The screwed over generation?
There’s nothing I hate more than whinging students. I think we might have tarnished ourselves with ‘the boy who cried wolf’ brush, complaining just too many times about our unfair deal in life. But it feels like for once there does seem to be a pretty good reason to have a moan.
I believe my generation has been screwed over; our 20’s and 30’s will be plagued by a recession we didn’t create (having never enjoyed the glory days), worrying about a changing climate and fighting a ‘war on terror’ with half the world.
On Tuesday I spent the day following the story of Lord Browne’s review on tuition fees. As a student journalist I was lucky enough to have access to the man who seems to have centered himself (in the media’s eyes) at the heart of the debate on the future of Higher Education funding: Chair of the Russell Group and Vice-Chancellor of Leeds University, Michael Arthur.
In the morning I heard him welcome the review’s recommendations, and yet surrounding me were students, staff from Leeds University Union, members of the UCU, and even Jon Snow (in Leeds to film the Channel 4 News live from the university’s refectory) worried about what such a hefty rise in fees would mean for the future generation: How will it affect access to university? Will the Lib Dems betray their student voters (seemingly likely)? And will it contribute to the widening gap in society?
But the one question that plagued me all day was: Is a degree really worth it anymore?
My parents come from a generation where going to university was a relatively rare thing to do. Having a degree opened doors and virtually guaranteed you a job. Until a couple of years ago I was under the same impression. Then the recession hit and graduate employment sunk.
I miss those days of naivety when I believed that having a degree from the University of Leeds would give me the right to a good job. That confidence has been replaced with an impending sense of doom
Now in my final year I worry every day about finishing my degree next year and being unemployed, or moving back to my home town and resigning myself to a job in one of the local pubs I’ve worked in since I was 13.
In two years time new university students may well find themselves facing tuition fees averaging £6,000 a year (at Leeds Uni Michael Arthur has already said it will be more like seven or eight thousand). This is for the same education that I receive at £3,290 a year, the same education my brother received at £1,250 just a few years earlier. They’ll be graduating with debts of around £38,000 and will still be in the same position as me: terrified of unemployment
Most people I know who graduated this summer are yet to find a job and now plan on furthering their education, further. They’re looking at Masters, medical degrees, and business courses – getting themselves deeper and deeper into the red.
If the recession taught us anything it’s that living beyond our means and racking up debt is not realistic in the long-term. Surely the new system of fees would encourage a generation of young people into an “I’ll pay it back later” mentality? Have we learnt nothing?
The problem is that there is no obvious solution. Higher Education funding from the government is expected to be cut by 79%; this money has to be replaced. But should this financial burden really fall wholly on young people?

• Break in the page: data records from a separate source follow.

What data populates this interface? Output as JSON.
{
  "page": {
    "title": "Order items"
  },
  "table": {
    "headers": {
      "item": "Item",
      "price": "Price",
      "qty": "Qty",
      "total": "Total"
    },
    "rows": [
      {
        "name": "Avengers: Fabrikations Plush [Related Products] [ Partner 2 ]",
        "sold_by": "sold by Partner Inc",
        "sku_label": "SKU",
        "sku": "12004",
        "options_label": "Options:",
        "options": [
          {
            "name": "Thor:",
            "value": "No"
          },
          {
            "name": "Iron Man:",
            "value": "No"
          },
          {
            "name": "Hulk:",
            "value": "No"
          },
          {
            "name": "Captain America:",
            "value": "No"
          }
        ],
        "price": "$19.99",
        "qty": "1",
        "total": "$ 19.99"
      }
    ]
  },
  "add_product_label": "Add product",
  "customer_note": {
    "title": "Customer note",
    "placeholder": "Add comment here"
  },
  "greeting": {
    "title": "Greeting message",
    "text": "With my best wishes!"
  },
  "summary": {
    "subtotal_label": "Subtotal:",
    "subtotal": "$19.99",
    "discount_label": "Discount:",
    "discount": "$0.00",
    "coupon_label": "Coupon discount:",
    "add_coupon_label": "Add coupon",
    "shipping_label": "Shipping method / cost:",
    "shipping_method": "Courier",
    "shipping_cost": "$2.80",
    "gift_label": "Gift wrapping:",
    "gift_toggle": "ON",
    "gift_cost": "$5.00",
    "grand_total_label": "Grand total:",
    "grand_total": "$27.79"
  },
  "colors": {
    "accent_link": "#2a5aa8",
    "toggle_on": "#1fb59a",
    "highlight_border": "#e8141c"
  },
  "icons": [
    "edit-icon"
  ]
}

Jon Snow suggested that an alternative would be for businesses and banks (who need graduates) to pay into the system too. I agree, but still think the government shouldn’t just be throwing their hands in the air, void of all responsibility when they need graduates such as Doctors, Social Workers, Nurses…
And what about those professions, essential to our society, that require a degree but return a relatively small wage? Who will want to become a teacher when they’ll be facing a debt of over £40,000 to become qualified, with an average salary of around £25,000 a year?
It seems to me that there are too many people at university today. Many have merely taken the next step in education for lack of anything better to do, studying pointless degrees in order to have ‘the experience’ and flooding the employment market with graduates. Perhaps the answer is for Higher Education to revert back to its more elitist days, but this time for the academic, not the economic, elite.